Myasthenia Gravis is an autoimmune disorder that is caused by antibodies that bind to postsynaptic acetylcholine (ACh) receptors located at the NMJ (Neuromuscular junction). It most commonly affects young adult women and older men, and the peak incidence in women is age 20 to 30; in men, 50 to 70. It is more common in women and can be associated with thymoma, thyrotoxicosis, and other autoimmune disorders.
Table of Contents
Sign and Symptoms of Myasthenia gravis
- Presents with fluctuating muscle weakness, ptosis or double vision,
- Bulbar symptoms (eg, dysarthria, dysphagia), and proximal muscle weakness.

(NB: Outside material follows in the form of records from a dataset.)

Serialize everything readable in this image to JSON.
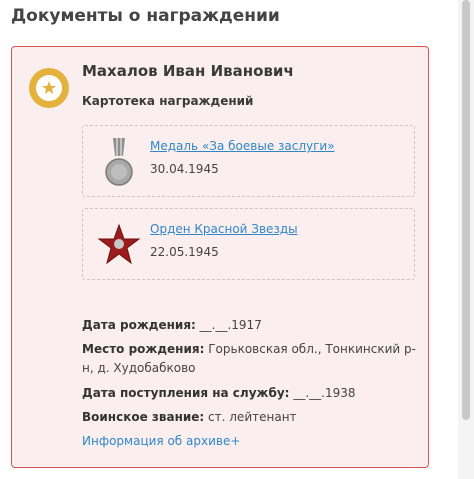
{
  "page": {
    "title": "Документы о награждении"
  },
  "card": {
    "name": "Махалов Иван Иванович",
    "subtitle": "Картотека награждений",
    "awards": [
      {
        "title": "Медаль «За боевые заслуги»",
        "date": "30.04.1945",
        "icon": "medal-icon"
      },
      {
        "title": "Орден Красной Звезды",
        "date": "22.05.1945",
        "icon": "red-star-order-icon"
      }
    ],
    "info": {
      "birth_date_label": "Дата рождения:",
      "birth_date_value": "__.__.1917",
      "birth_place_label": "Место рождения:",
      "birth_place_value": "Горьковская обл., Тонкинский р-н, д. Худобабково",
      "service_start_label": "Дата поступления на службу:",
      "service_start_value": "__.__.1938",
      "rank_label": "Воинское звание:",
      "rank_value": "ст. лейтенант"
    },
    "archive_link": "Информация об архиве+"
  },
  "colors": {
    "card_border": "#d9534f",
    "card_background": "#fbeeee",
    "link": "#2f87c7",
    "badge": "#e3b23c"
  }
}
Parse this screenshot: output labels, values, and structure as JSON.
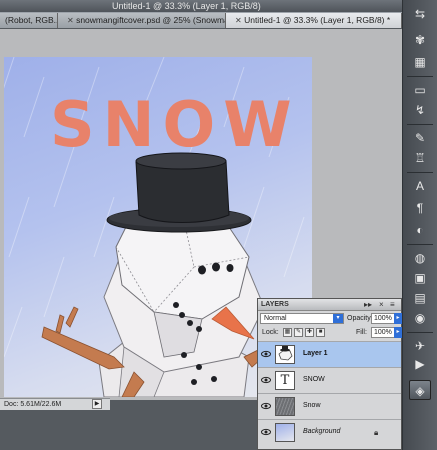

- Symptoms typically worsen with fatigue at the end of the day. Patients may report difficulty in swallowing, climbing stairs and rising from a chair.
- Bulbar weakness is prominent in MuSK antibody-positive MG.
- Limb weakness is often proximal & asymmetric
- Tendon reflexes are unaffected
- Myasthenic crisis is rare but can cause life-threatening conditions of respiratory compromise and aspiration.
Diagnosis of Myasthenia gravis
- Best next step in diagnosis: Acetylcholine receptor antibody
- Anti-MuSK antibodies may be checked if anti-AChR is negative
- Bedside: Edrophonium (Tensilon test) is an anticholinesterase inhibitor that can be used as a diagnostic tool, ice pack test over the eyelids may improve symptoms
- An abnormal single-fiber EMG and/or a decremental response to repetitive nerve stimulation is the most confirmatory test.
- CT scan of the chest is used to evaluate for thymoma.
- Also, check for thyroid function test
Differential diagnosis of Myasthenia gravis
- Lambert eaton myasthenic syndrome
- Anticholinesterase inhibitors (eg. pyridostigmine)
- Prednisone, other immunosuppressants (eg, azathioprine, cyclosporine, mycophenolate mofetil)
- Plasmapheresis or IVIG can also be used for acute treatment.
- Surgical :Thymectomy